    On a global scale, there's going to be a lot more instability and suffering as the human population increases and the climate changes, but there's not much we can do about it.

  16. Jean: Indeed, we may not have many years left in any case. My father died when he was two years older than me. He was a worrier too - probably needlessly worrying about how his life would be going when he was 90....

  17. My father was over a year younger than I am now when he died. My mother was about three years older. My uncle was less than a year older. As Rummy has said, some of us are living on "bonus time". It does keep us from fussing and worrying about all sorts of things.

  18. Jean: We may be living on bonus time, but we still don't know how long that bonus time extends. If it's 20 years, we could be pretty decrepit and pretty poor by then!

  19. I am surprised that you wrote this. You do not give me the impression of being the type that will get panic attacks.

  20. Ramana: Oh, nothing as serious or disabling as a panic attack. Just acute anxiety about losing control. And not permanently, only from time to time - usually when I wake up.
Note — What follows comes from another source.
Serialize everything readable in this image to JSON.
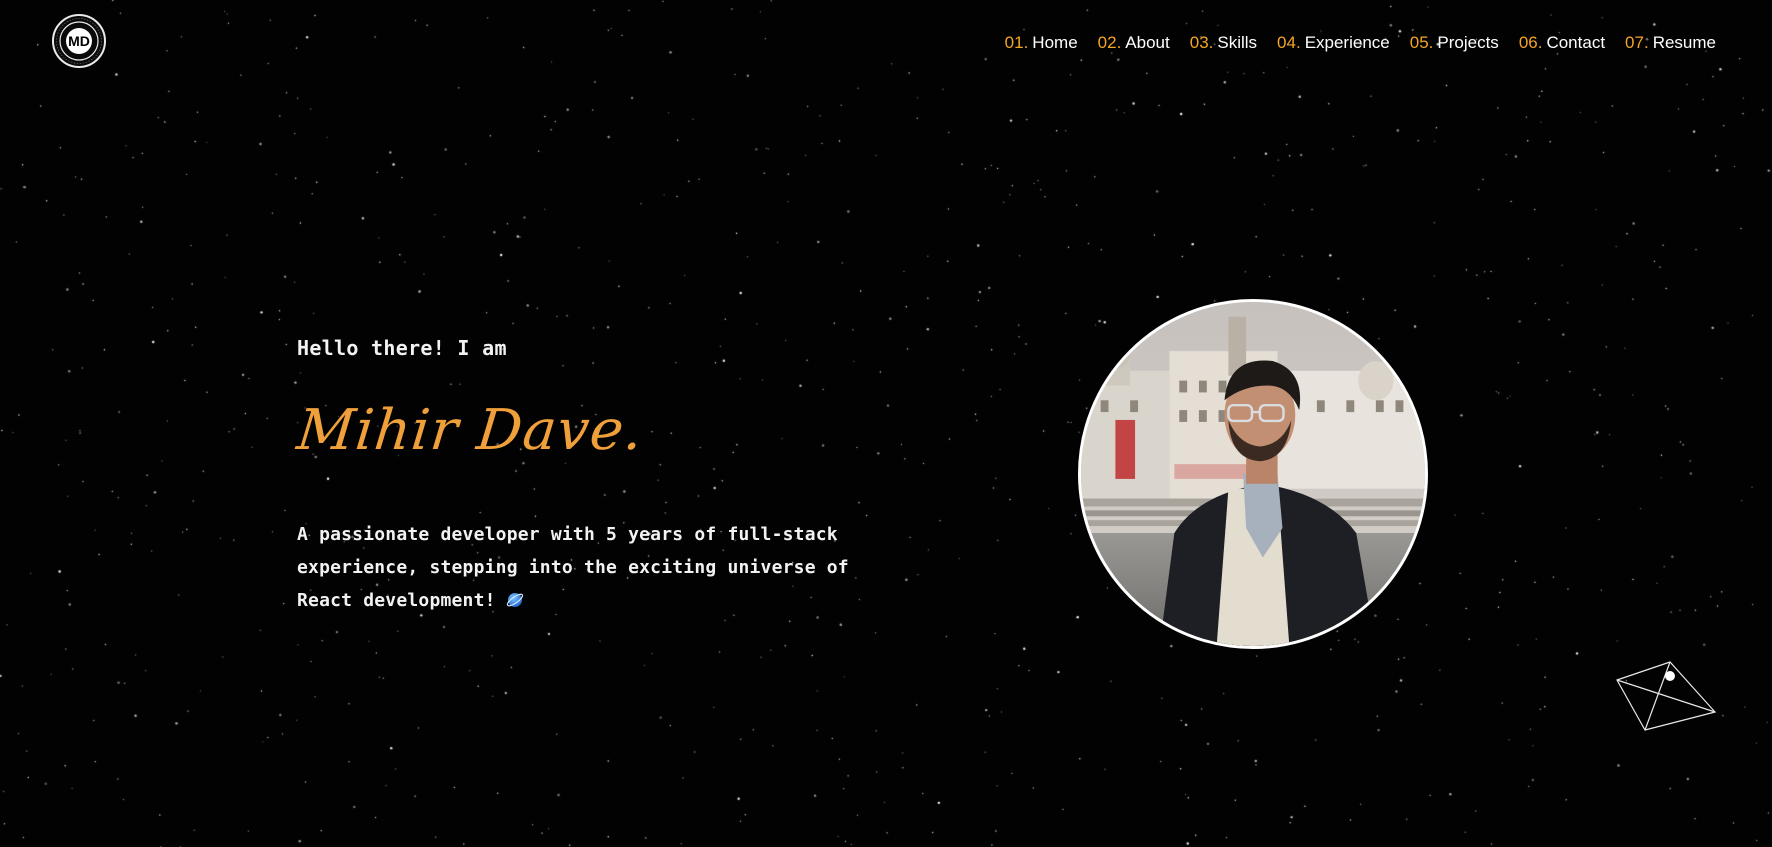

  21. I don't worry about losing control personally, but I do worry about catastrophic events that might through my life into chaos. I worry a little, anyway - mostly I am just living my life.

  22. Agent: Indeed, there are catastrophic events we have no control over that could sabotage the best-laid plans. At least we live in fairly peaceful societies where we don't have to contend with a civil war. That must be an unimaginable nightmare.